==== RECORDED INFORMATION ====

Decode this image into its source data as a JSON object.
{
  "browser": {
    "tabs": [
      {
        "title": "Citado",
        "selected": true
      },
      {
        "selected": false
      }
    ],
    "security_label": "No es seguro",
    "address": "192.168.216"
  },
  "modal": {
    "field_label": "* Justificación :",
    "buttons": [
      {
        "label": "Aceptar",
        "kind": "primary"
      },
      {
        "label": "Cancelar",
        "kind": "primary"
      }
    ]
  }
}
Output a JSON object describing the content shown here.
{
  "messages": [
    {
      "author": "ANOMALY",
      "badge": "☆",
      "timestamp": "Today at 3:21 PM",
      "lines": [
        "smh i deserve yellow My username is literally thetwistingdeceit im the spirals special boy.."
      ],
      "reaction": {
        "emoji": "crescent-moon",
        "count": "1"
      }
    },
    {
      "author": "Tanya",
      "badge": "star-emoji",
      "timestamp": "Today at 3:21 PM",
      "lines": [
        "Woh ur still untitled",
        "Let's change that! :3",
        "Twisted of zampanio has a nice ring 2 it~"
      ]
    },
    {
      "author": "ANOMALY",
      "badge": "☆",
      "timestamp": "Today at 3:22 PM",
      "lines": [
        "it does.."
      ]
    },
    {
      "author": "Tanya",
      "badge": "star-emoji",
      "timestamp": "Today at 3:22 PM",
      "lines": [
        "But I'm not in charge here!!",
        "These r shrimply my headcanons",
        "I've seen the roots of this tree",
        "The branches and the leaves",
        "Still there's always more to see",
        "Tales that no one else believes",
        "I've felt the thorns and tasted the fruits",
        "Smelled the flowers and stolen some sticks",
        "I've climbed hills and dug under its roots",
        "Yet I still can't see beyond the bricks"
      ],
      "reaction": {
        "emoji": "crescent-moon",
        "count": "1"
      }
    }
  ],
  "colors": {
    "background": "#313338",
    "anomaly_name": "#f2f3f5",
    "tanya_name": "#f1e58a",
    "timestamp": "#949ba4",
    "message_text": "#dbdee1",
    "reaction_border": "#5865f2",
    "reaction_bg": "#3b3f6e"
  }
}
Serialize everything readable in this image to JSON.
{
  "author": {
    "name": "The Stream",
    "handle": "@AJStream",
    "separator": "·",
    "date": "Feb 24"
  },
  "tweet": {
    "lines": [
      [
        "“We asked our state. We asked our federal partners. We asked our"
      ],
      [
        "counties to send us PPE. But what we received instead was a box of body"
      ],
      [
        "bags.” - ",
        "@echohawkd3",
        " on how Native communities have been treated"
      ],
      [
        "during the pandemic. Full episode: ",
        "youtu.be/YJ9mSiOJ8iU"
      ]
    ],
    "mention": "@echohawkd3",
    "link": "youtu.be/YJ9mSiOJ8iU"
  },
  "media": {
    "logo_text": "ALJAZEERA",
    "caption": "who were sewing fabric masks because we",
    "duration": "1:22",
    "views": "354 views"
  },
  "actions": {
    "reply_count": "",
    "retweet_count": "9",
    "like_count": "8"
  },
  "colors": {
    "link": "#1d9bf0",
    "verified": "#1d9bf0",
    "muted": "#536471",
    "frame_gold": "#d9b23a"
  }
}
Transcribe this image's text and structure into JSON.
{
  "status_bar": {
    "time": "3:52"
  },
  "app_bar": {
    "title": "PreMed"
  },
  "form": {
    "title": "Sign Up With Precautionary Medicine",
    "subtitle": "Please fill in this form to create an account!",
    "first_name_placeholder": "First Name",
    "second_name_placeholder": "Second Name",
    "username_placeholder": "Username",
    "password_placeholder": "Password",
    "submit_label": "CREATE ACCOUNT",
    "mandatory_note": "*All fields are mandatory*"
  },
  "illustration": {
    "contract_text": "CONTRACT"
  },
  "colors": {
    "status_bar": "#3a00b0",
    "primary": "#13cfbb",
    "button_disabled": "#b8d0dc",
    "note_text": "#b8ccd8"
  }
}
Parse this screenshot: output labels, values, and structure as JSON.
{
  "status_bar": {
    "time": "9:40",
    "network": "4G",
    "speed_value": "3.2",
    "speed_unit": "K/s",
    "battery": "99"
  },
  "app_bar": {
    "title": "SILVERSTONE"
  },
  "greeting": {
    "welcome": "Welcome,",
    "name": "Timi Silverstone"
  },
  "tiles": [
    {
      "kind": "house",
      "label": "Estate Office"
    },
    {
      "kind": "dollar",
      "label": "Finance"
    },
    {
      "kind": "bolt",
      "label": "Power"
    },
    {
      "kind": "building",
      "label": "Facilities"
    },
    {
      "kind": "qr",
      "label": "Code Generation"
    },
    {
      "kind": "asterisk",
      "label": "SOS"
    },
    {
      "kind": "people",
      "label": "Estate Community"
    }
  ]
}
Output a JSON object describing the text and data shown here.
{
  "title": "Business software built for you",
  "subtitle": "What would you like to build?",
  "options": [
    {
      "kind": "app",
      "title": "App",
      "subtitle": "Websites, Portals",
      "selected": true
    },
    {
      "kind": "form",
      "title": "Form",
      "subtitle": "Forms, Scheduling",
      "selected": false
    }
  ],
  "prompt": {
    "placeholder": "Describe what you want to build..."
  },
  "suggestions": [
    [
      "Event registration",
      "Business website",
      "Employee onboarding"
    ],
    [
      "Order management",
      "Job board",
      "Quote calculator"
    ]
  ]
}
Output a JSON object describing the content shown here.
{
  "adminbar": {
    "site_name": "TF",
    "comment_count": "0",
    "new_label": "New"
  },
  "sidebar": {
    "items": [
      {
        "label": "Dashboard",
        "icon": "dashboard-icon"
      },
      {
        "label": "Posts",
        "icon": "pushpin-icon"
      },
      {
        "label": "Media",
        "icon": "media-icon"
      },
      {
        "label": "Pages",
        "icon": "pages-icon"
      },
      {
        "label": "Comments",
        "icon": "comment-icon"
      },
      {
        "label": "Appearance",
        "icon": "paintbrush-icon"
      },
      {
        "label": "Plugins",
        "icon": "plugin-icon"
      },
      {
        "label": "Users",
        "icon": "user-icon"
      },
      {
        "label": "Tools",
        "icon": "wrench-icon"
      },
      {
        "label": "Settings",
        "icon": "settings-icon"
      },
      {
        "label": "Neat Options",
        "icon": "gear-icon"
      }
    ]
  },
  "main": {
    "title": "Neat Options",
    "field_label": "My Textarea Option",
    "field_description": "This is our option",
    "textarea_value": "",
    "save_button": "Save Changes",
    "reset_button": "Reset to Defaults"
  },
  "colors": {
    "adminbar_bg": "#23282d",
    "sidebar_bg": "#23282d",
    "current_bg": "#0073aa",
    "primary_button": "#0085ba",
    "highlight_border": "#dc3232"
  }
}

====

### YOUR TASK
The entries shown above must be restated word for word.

### EXERCISE RESULT
Decode this image into its source data as a JSON object.
{
  "browser": {
    "tabs": [
      {
        "title": "Citado",
        "selected": true
      },
      {
        "selected": false
      }
    ],
    "security_label": "No es seguro",
    "address": "192.168.216"
  },
  "modal": {
    "field_label": "* Justificación :",
    "buttons": [
      {
        "label": "Aceptar",
        "kind": "primary"
      },
      {
        "label": "Cancelar",
        "kind": "primary"
      }
    ]
  }
}
Output a JSON object describing the content shown here.
{
  "messages": [
    {
      "author": "ANOMALY",
      "badge": "☆",
      "timestamp": "Today at 3:21 PM",
      "lines": [
        "smh i deserve yellow My username is literally thetwistingdeceit im the spirals special boy.."
      ],
      "reaction": {
        "emoji": "crescent-moon",
        "count": "1"
      }
    },
    {
      "author": "Tanya",
      "badge": "star-emoji",
      "timestamp": "Today at 3:21 PM",
      "lines": [
        "Woh ur still untitled",
        "Let's change that! :3",
        "Twisted of zampanio has a nice ring 2 it~"
      ]
    },
    {
      "author": "ANOMALY",
      "badge": "☆",
      "timestamp": "Today at 3:22 PM",
      "lines": [
        "it does.."
      ]
    },
    {
      "author": "Tanya",
      "badge": "star-emoji",
      "timestamp": "Today at 3:22 PM",
      "lines": [
        "But I'm not in charge here!!",
        "These r shrimply my headcanons",
        "I've seen the roots of this tree",
        "The branches and the leaves",
        "Still there's always more to see",
        "Tales that no one else believes",
        "I've felt the thorns and tasted the fruits",
        "Smelled the flowers and stolen some sticks",
        "I've climbed hills and dug under its roots",
        "Yet I still can't see beyond the bricks"
      ],
      "reaction": {
        "emoji": "crescent-moon",
        "count": "1"
      }
    }
  ],
  "colors": {
    "background": "#313338",
    "anomaly_name": "#f2f3f5",
    "tanya_name": "#f1e58a",
    "timestamp": "#949ba4",
    "message_text": "#dbdee1",
    "reaction_border": "#5865f2",
    "reaction_bg": "#3b3f6e"
  }
}
Serialize everything readable in this image to JSON.
{
  "author": {
    "name": "The Stream",
    "handle": "@AJStream",
    "separator": "·",
    "date": "Feb 24"
  },
  "tweet": {
    "lines": [
      [
        "“We asked our state. We asked our federal partners. We asked our"
      ],
      [
        "counties to send us PPE. But what we received instead was a box of body"
      ],
      [
        "bags.” - ",
        "@echohawkd3",
        " on how Native communities have been treated"
      ],
      [
        "during the pandemic. Full episode: ",
        "youtu.be/YJ9mSiOJ8iU"
      ]
    ],
    "mention": "@echohawkd3",
    "link": "youtu.be/YJ9mSiOJ8iU"
  },
  "media": {
    "logo_text": "ALJAZEERA",
    "caption": "who were sewing fabric masks because we",
    "duration": "1:22",
    "views": "354 views"
  },
  "actions": {
    "reply_count": "",
    "retweet_count": "9",
    "like_count": "8"
  },
  "colors": {
    "link": "#1d9bf0",
    "verified": "#1d9bf0",
    "muted": "#536471",
    "frame_gold": "#d9b23a"
  }
}
Transcribe this image's text and structure into JSON.
{
  "status_bar": {
    "time": "3:52"
  },
  "app_bar": {
    "title": "PreMed"
  },
  "form": {
    "title": "Sign Up With Precautionary Medicine",
    "subtitle": "Please fill in this form to create an account!",
    "first_name_placeholder": "First Name",
    "second_name_placeholder": "Second Name",
    "username_placeholder": "Username",
    "password_placeholder": "Password",
    "submit_label": "CREATE ACCOUNT",
    "mandatory_note": "*All fields are mandatory*"
  },
  "illustration": {
    "contract_text": "CONTRACT"
  },
  "colors": {
    "status_bar": "#3a00b0",
    "primary": "#13cfbb",
    "button_disabled": "#b8d0dc",
    "note_text": "#b8ccd8"
  }
}
Parse this screenshot: output labels, values, and structure as JSON.
{
  "status_bar": {
    "time": "9:40",
    "network": "4G",
    "speed_value": "3.2",
    "speed_unit": "K/s",
    "battery": "99"
  },
  "app_bar": {
    "title": "SILVERSTONE"
  },
  "greeting": {
    "welcome": "Welcome,",
    "name": "Timi Silverstone"
  },
  "tiles": [
    {
      "kind": "house",
      "label": "Estate Office"
    },
    {
      "kind": "dollar",
      "label": "Finance"
    },
    {
      "kind": "bolt",
      "label": "Power"
    },
    {
      "kind": "building",
      "label": "Facilities"
    },
    {
      "kind": "qr",
      "label": "Code Generation"
    },
    {
      "kind": "asterisk",
      "label": "SOS"
    },
    {
      "kind": "people",
      "label": "Estate Community"
    }
  ]
}
Output a JSON object describing the text and data shown here.
{
  "title": "Business software built for you",
  "subtitle": "What would you like to build?",
  "options": [
    {
      "kind": "app",
      "title": "App",
      "subtitle": "Websites, Portals",
      "selected": true
    },
    {
      "kind": "form",
      "title": "Form",
      "subtitle": "Forms, Scheduling",
      "selected": false
    }
  ],
  "prompt": {
    "placeholder": "Describe what you want to build..."
  },
  "suggestions": [
    [
      "Event registration",
      "Business website",
      "Employee onboarding"
    ],
    [
      "Order management",
      "Job board",
      "Quote calculator"
    ]
  ]
}
Output a JSON object describing the content shown here.
{
  "adminbar": {
    "site_name": "TF",
    "comment_count": "0",
    "new_label": "New"
  },
  "sidebar": {
    "items": [
      {
        "label": "Dashboard",
        "icon": "dashboard-icon"
      },
      {
        "label": "Posts",
        "icon": "pushpin-icon"
      },
      {
        "label": "Media",
        "icon": "media-icon"
      },
      {
        "label": "Pages",
        "icon": "pages-icon"
      },
      {
        "label": "Comments",
        "icon": "comment-icon"
      },
      {
        "label": "Appearance",
        "icon": "paintbrush-icon"
      },
      {
        "label": "Plugins",
        "icon": "plugin-icon"
      },
      {
        "label": "Users",
        "icon": "user-icon"
      },
      {
        "label": "Tools",
        "icon": "wrench-icon"
      },
      {
        "label": "Settings",
        "icon": "settings-icon"
      },
      {
        "label": "Neat Options",
        "icon": "gear-icon"
      }
    ]
  },
  "main": {
    "title": "Neat Options",
    "field_label": "My Textarea Option",
    "field_description": "This is our option",
    "textarea_value": "",
    "save_button": "Save Changes",
    "reset_button": "Reset to Defaults"
  },
  "colors": {
    "adminbar_bg": "#23282d",
    "sidebar_bg": "#23282d",
    "current_bg": "#0073aa",
    "primary_button": "#0085ba",
    "highlight_border": "#dc3232"
  }
}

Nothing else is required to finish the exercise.